◆ **WHAT IS NEEDED**
Return the entries below exactly as written.
DATA Block Start
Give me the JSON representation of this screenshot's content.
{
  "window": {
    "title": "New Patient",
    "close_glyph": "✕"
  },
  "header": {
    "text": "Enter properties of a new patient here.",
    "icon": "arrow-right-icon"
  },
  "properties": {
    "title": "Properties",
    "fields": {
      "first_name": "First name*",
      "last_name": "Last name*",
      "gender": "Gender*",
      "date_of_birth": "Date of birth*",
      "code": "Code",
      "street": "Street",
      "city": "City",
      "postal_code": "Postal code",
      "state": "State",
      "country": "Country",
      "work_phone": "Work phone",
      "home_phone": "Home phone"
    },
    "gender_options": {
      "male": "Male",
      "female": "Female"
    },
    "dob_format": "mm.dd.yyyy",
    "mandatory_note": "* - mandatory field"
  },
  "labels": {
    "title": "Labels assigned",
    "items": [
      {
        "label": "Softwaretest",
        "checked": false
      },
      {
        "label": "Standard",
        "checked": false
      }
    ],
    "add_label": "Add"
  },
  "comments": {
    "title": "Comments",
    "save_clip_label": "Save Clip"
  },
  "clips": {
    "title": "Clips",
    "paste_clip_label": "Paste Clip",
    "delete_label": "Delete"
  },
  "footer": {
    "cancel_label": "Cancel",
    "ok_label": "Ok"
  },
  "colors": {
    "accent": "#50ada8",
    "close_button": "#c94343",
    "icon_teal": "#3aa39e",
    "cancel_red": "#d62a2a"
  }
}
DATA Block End
◆ **RESULT OF THE TASK**
Give me the JSON representation of this screenshot's content.
{
  "window": {
    "title": "New Patient",
    "close_glyph": "✕"
  },
  "header": {
    "text": "Enter properties of a new patient here.",
    "icon": "arrow-right-icon"
  },
  "properties": {
    "title": "Properties",
    "fields": {
      "first_name": "First name*",
      "last_name": "Last name*",
      "gender": "Gender*",
      "date_of_birth": "Date of birth*",
      "code": "Code",
      "street": "Street",
      "city": "City",
      "postal_code": "Postal code",
      "state": "State",
      "country": "Country",
      "work_phone": "Work phone",
      "home_phone": "Home phone"
    },
    "gender_options": {
      "male": "Male",
      "female": "Female"
    },
    "dob_format": "mm.dd.yyyy",
    "mandatory_note": "* - mandatory field"
  },
  "labels": {
    "title": "Labels assigned",
    "items": [
      {
        "label": "Softwaretest",
        "checked": false
      },
      {
        "label": "Standard",
        "checked": false
      }
    ],
    "add_label": "Add"
  },
  "comments": {
    "title": "Comments",
    "save_clip_label": "Save Clip"
  },
  "clips": {
    "title": "Clips",
    "paste_clip_label": "Paste Clip",
    "delete_label": "Delete"
  },
  "footer": {
    "cancel_label": "Cancel",
    "ok_label": "Ok"
  },
  "colors": {
    "accent": "#50ada8",
    "close_button": "#c94343",
    "icon_teal": "#3aa39e",
    "cancel_red": "#d62a2a"
  }
}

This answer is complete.